In high school, Schul joined the football team – that’s American football, a sport in which you wear heavy padding and helmets and you launch yourself as projectiles into each other. As Schul told me, he was 155 cm tall and weighed only 59 kilos, and his teammates were 70 to 90 kilos heavy. “I had no business playing football.” He said that his high school was small, but his football team was very good, league champs in the previous five or so years.

There he was in a team practice, lined up in a Statue of Liberty, as a right end. The ball was snapped, he came off the line and back to the quarterback who handed him the ball. Schul swept left and tried to turn the corner when a defender crashed into Schul’s right side. Schul staggered to his feet, and likely in today’s game, might have sat down, if not for a play, for the rest of the game. Schul was back in the huddle, and played out the scrimmage, getting hit time and time again by the bigger boys. It was year’s later when talking with university football players that Schul actually had a hip pointer, and that players wore special foam protection for the hip, because “you can’t play with a hip pointer.” But Schul did, taking the punishment.

Bob Schul in high school
After graduating from high school, Schul enrolled at his neighborhood university, Miami of Ohio. He was not there on a scholarship. And in when he started, he was just fortunate to get a job washing dishes in the school dorm. But he was on the track team, and through the years, he worked himself into star status. It was April, 1964, only half a year from the Tokyo Olympics. Miami of Ohio was hosting a dual meet with a track team from Bowling Green State University in Ohio. Schul decided that he would go for it, he would try to break the four-minute mile.

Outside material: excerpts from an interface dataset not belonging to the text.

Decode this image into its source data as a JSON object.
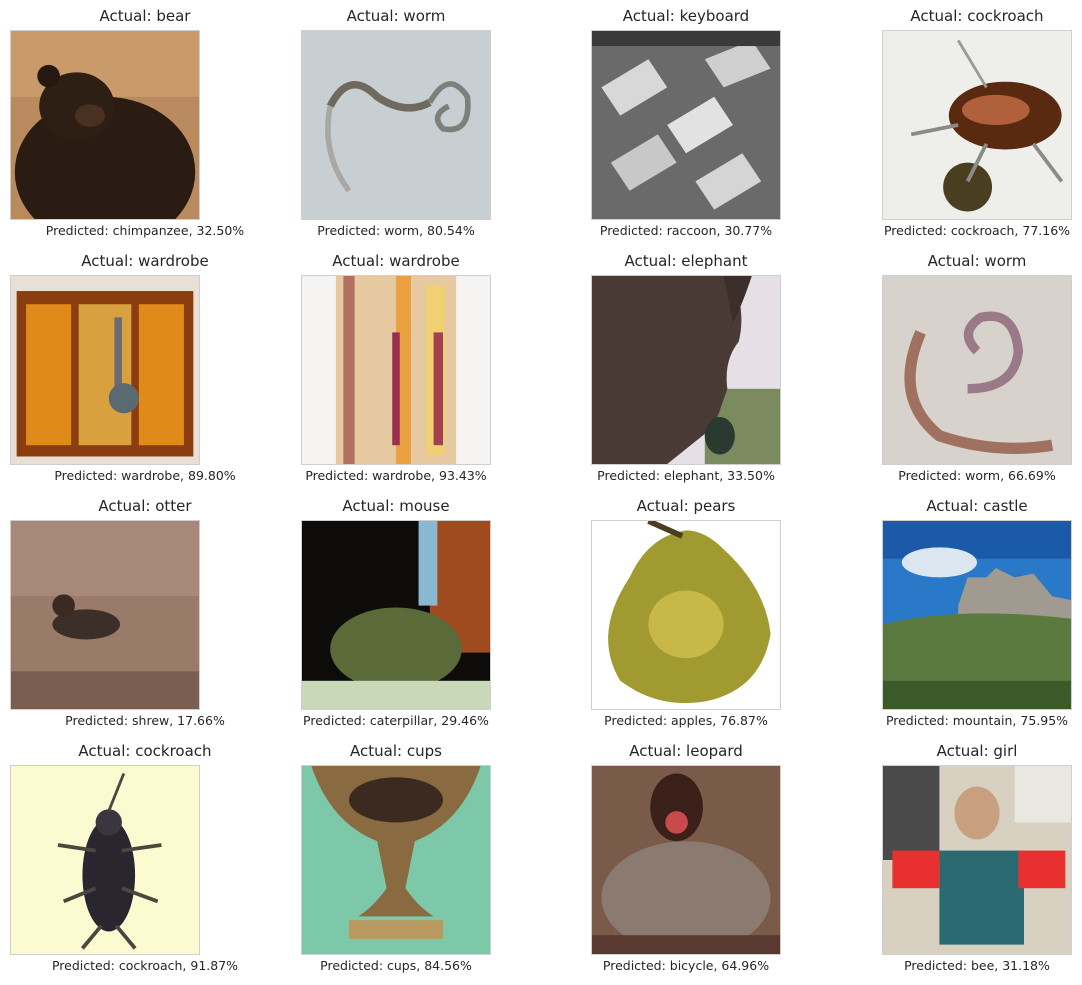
{
  "panels": [
    {
      "actual": "Actual: bear",
      "predicted": "Predicted: chimpanzee, 32.50%",
      "thumb": "bear"
    },
    {
      "actual": "Actual: worm",
      "predicted": "Predicted: worm, 80.54%",
      "thumb": "worm"
    },
    {
      "actual": "Actual: keyboard",
      "predicted": "Predicted: raccoon, 30.77%",
      "thumb": "keyboard"
    },
    {
      "actual": "Actual: cockroach",
      "predicted": "Predicted: cockroach, 77.16%",
      "thumb": "cockroach"
    },
    {
      "actual": "Actual: wardrobe",
      "predicted": "Predicted: wardrobe, 89.80%",
      "thumb": "wardrobe"
    },
    {
      "actual": "Actual: wardrobe",
      "predicted": "Predicted: wardrobe, 93.43%",
      "thumb": "wardrobe"
    },
    {
      "actual": "Actual: elephant",
      "predicted": "Predicted: elephant, 33.50%",
      "thumb": "elephant"
    },
    {
      "actual": "Actual: worm",
      "predicted": "Predicted: worm, 66.69%",
      "thumb": "worm"
    },
    {
      "actual": "Actual: otter",
      "predicted": "Predicted: shrew, 17.66%",
      "thumb": "otter"
    },
    {
      "actual": "Actual: mouse",
      "predicted": "Predicted: caterpillar, 29.46%",
      "thumb": "mouse"
    },
    {
      "actual": "Actual: pears",
      "predicted": "Predicted: apples, 76.87%",
      "thumb": "pear"
    },
    {
      "actual": "Actual: castle",
      "predicted": "Predicted: mountain, 75.95%",
      "thumb": "castle"
    },
    {
      "actual": "Actual: cockroach",
      "predicted": "Predicted: cockroach, 91.87%",
      "thumb": "cockroach"
    },
    {
      "actual": "Actual: cups",
      "predicted": "Predicted: cups, 84.56%",
      "thumb": "cup"
    },
    {
      "actual": "Actual: leopard",
      "predicted": "Predicted: bicycle, 64.96%",
      "thumb": "leopard"
    },
    {
      "actual": "Actual: girl",
      "predicted": "Predicted: bee, 31.18%",
      "thumb": "girl"
    }
  ]
}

Roger Bannister had already accomplished that milestone, as it were, ten years previously, but no one had ever done it before in Ohio. So when Schul let it be known he was going for it on his home track, the buzz began. First things first, the track was a mess, particularly the inside track which had gotten messy due to the Spring rains. In the days before all-weather tracks, people ran on tracks that were composed of rocks or waste product formed into chunks and broken down more finely. The rain had washed bigger chunks of rock onto the inside track. The excess cinder had to be carted off and the track smoothed before the event. Schul told officials this needed to be done and volunteered to help.

As it turned out, nobody came out to clear the track, so he started doing it himself. He